However, this isn’t new for all of us. Many people whose work is gig-based have learned how to navigate this mode of life. And I count myself in this group, as a graduate student, freelance writer, and teacher of literature, SAT prep, and anything else someone is willing to trust me with. My job essentially involves working from home, day in, day out. For about ten hours a week I have to be in a classroom to teach or be taught (or, had to be, in the days BC—Before Covid!), but most of the time, nothing regulates my days but me. I work where I live, and I live where I work.

While there are some definite pros to this, there are plenty of cons—as the rest of the world is now discovering! It’s distracting, for one thing. It can be hard to maintain motivation. It can be deflating to finish the work day and move five feet onto the couch. But it can also be a wonderful and humane way of life! So here are a few things to think through as you evaluate this current work-from-home world.

01. Start—and end—with yourself.

When working from home, it’s hard to set up boundaries. When the alarm goes off and you roll over in bed, you’ll want to check your emails, review your calendar, start putting out fires. You were probably already doing this half the time even in the pre-Covid world! Smartphones make it too easy! But when work and life are happening inside the same four walls, it’s even more important to protect yourself from work creep. Start your day with yourself: make your bed and tidy your room; read, pray, or meditate; drink your coffee in peace and quiet; go for a walk, stretch, or do a little yoga. And at the end of the work day, actually end your work. Don’t keep checking your email all night, if you can possibly avoid it. Do things you find restorative rather than simply vegetative, whether that be reading, crafting, a Zoom happy hour, or a long stroll around the neighborhood.

02. Figure out whether you’re a dress-er or a non-dress-er.

There are two kinds of people in the world: those who dress, and those who don’t dress. My roommate is a dress-er. Even in this strange work-from-home world, she gets dressed each day as if she were going to work: she puts together a nice outfit, puts on real shoes, and does her makeup. This helps her get into a productive head space; it’s a way of committing to what she’s doing, even if no one sees her. I admire her (and her great style is inspiring!)—but her method doesn’t work for me. At all. If I get “really” dressed, I find myself distracted, dying to get out of the house and see people, do things, definitively not work. If I want to be productive at home, to commit to focusing on work in my space, lounge-wear is my best bet. I’m talking leggings + cozy sweater + slippers. If I feel cute but house-bound, I’m able to focus on the work in front of me. So, if you’re not sure which kind of person you are, try a few days of one and trade for a few days of the other. Assess your productivity and plan your forward path!

03. Find your work space.

Are you someone who works best in one place, each day, all day? If so, it’s worth investing time (and perhaps money) in creating a space in your home where you can recreate a more traditional work environment. If you’re more accustomed to a gig work-style, you may do better changing where you work throughout the day.
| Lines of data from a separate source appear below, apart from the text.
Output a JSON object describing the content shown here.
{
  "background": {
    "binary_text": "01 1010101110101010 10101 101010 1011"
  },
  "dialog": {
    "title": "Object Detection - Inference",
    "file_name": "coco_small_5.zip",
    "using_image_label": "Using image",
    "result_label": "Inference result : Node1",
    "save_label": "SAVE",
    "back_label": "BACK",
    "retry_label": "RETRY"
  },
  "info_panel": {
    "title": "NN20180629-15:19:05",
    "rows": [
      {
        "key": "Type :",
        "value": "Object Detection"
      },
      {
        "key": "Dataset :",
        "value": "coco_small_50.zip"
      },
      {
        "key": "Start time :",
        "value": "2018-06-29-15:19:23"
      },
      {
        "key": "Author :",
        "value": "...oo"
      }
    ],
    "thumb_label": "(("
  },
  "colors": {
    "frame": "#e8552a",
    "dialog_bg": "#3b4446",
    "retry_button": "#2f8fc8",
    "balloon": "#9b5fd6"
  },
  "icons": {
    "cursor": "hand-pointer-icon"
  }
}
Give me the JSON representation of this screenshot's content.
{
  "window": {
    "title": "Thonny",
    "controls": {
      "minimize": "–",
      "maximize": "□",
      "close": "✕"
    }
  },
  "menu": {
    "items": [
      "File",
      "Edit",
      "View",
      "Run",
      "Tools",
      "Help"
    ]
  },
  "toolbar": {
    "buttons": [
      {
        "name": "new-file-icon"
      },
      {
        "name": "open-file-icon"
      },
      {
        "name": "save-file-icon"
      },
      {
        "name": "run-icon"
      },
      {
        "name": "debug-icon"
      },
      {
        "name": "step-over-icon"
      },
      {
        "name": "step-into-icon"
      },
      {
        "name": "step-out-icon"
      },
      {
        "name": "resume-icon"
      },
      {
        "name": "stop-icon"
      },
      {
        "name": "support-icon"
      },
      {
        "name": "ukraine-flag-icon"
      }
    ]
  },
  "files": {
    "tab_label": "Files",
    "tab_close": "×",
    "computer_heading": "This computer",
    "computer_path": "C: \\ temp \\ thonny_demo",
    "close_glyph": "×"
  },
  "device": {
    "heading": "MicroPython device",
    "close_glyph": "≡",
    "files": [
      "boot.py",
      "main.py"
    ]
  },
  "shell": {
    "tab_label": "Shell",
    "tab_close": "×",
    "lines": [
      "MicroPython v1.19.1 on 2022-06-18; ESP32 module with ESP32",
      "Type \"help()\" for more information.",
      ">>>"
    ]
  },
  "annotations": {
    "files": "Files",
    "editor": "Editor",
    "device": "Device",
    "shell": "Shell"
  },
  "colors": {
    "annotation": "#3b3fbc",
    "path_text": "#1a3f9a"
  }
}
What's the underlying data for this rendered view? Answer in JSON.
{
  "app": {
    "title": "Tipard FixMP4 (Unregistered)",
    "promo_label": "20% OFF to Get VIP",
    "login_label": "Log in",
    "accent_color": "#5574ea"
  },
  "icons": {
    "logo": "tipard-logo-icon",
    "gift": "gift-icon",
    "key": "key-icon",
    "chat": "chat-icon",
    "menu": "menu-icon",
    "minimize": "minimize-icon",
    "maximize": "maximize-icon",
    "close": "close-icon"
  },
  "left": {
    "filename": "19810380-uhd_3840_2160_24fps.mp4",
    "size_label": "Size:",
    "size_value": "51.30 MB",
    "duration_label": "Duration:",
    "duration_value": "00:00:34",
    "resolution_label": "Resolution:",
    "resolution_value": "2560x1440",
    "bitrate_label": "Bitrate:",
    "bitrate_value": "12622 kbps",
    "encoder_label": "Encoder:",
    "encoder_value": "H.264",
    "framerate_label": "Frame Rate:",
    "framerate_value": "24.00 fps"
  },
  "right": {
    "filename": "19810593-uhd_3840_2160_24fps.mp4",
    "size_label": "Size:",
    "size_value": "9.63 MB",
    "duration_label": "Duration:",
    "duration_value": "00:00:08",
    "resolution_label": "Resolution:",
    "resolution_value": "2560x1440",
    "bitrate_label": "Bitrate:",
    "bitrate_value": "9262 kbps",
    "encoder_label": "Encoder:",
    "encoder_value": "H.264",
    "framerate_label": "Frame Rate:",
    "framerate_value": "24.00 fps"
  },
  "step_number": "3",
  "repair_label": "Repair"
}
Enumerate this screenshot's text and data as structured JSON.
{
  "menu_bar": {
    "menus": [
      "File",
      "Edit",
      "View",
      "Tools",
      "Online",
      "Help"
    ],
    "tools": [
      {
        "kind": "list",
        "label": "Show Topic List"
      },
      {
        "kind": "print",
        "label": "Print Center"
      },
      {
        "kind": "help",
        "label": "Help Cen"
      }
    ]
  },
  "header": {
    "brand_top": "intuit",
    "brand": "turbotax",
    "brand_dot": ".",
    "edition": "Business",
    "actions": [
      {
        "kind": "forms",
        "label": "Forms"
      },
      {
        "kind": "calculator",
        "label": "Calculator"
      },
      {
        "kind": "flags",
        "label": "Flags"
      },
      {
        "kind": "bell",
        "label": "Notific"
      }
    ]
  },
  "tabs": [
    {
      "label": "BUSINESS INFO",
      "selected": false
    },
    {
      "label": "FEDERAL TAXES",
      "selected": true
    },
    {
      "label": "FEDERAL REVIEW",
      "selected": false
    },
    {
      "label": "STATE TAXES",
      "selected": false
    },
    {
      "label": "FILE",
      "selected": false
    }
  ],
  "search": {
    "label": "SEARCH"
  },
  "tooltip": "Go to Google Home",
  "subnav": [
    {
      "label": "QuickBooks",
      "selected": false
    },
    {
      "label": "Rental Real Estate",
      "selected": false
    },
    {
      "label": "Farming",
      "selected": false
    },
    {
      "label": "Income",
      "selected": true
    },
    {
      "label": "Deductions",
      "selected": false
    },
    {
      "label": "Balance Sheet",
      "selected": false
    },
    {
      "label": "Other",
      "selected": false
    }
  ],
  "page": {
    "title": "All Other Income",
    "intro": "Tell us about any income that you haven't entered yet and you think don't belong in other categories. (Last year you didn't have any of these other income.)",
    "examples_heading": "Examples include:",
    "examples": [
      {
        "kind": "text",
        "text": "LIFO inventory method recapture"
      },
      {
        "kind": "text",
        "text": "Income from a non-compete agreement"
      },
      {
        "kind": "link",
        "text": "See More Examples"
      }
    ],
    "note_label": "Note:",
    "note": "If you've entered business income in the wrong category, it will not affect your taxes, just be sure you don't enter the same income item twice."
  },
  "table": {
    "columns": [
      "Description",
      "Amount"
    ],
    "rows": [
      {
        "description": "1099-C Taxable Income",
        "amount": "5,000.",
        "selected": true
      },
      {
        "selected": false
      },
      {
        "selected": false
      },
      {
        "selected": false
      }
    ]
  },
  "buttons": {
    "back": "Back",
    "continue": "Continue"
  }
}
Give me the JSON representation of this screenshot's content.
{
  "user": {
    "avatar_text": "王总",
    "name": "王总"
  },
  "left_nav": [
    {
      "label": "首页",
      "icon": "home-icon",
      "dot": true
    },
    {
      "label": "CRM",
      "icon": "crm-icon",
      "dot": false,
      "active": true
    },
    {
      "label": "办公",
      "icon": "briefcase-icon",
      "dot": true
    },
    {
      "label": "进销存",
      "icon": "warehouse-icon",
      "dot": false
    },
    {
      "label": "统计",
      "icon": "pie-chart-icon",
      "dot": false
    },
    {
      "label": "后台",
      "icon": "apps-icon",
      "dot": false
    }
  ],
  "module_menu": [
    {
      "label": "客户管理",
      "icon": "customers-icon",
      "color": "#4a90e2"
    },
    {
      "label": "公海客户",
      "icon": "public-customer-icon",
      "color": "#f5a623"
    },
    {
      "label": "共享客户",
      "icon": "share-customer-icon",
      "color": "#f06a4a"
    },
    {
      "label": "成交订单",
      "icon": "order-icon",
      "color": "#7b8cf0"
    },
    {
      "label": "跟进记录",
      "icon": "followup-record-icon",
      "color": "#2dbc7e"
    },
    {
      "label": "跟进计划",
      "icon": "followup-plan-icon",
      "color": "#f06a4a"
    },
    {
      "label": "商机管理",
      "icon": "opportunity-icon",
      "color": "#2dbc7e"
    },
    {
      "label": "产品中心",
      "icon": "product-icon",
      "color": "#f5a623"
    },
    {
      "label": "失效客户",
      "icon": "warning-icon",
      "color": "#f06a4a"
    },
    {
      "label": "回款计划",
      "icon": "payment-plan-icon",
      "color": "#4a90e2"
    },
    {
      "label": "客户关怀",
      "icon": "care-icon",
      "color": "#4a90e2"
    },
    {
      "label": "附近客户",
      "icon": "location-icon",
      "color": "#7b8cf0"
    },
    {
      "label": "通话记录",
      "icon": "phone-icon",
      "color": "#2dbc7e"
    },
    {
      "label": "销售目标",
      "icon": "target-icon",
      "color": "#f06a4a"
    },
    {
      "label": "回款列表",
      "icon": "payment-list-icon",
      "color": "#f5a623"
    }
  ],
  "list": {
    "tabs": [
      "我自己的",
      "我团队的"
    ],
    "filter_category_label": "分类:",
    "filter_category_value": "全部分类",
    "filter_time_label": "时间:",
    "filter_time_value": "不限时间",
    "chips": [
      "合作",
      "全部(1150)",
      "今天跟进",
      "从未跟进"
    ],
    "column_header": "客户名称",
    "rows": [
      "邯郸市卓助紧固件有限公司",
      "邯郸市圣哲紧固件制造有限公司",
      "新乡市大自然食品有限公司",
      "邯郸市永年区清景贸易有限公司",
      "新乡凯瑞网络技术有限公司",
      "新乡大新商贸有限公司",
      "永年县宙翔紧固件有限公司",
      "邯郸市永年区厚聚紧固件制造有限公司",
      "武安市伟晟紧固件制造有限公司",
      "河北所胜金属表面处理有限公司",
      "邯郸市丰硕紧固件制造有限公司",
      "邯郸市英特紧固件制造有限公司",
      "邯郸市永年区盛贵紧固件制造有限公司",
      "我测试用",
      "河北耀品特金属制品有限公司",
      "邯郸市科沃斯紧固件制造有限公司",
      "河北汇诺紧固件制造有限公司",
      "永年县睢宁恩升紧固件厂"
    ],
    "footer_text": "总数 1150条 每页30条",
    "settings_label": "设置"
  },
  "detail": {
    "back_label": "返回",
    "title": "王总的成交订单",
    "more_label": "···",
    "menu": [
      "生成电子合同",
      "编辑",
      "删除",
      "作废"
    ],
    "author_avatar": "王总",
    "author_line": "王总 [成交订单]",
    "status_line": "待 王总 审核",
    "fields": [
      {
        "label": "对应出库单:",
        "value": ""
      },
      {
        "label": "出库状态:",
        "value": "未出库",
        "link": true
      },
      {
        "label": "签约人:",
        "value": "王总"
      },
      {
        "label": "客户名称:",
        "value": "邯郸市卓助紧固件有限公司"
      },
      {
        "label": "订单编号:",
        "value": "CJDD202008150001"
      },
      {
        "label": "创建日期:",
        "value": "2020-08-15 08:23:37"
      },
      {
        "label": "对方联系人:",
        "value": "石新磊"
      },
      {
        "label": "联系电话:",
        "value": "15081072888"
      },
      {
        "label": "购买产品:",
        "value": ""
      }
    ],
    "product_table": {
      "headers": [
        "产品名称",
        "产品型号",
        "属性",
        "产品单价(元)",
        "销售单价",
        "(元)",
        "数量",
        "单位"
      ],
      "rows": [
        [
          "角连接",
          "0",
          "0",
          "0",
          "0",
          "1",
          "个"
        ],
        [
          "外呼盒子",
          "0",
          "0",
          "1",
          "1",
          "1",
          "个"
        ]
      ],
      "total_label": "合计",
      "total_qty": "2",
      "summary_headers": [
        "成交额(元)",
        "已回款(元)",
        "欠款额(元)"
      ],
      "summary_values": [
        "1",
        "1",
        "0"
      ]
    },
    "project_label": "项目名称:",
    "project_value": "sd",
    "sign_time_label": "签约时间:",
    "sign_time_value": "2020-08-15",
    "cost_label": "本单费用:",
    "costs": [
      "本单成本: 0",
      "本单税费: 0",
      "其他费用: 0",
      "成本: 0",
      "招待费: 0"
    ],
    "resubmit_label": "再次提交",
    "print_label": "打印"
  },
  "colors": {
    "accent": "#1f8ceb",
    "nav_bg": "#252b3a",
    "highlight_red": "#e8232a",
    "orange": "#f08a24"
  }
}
If you get stir-crazy sitting in one place, try shifting to a new spot in the house when you switch tasks (as long as this doesn’t require moving too much stuff!) If your work involves reading, try taking it outside for half an hour. If you’re responding to a bunch of emails, try doing so from a make-shift standing desk (a dresser can work for this, or a box stacked on the table!).

04. Intersperse work and life.

One of the biggest challenges to working from home is that your real life is surrounding you. That laundry pile upstairs in your room, those dishes in the sink, the dog hair collecting in the corners of the room—all these things can sap your attention from productive working. While you’re trying to check off your work to-do list, your life to-do list is shouting at you—and, if you’re a parent, your children may be as well. I’ve found it useful to alternate between the two sets of responsibilities. It might sound silly but giving yourself a “life treat” can help you stay focused on the work. Finish task x for work, and you get to take 10 minutes to do the dishes. Eat your lunch while you read your emails, and then take a 30 minute walk when you’re off the clock. Get off that stressful conference call, and take 5 minutes to sweep the floor. This may not work for everyone (some work-from-home regimens are stricter than others), but I find it’s a useful way to refresh myself while staying productive in both areas of my life.

Hopefully we’ll all be back to work soon (well, some of us anyway!). But whether you’re heading back to the office or changing career paths, developing a healthy and productive way of working-where-you-live and living-where-you-work is a life skill that will serve you well!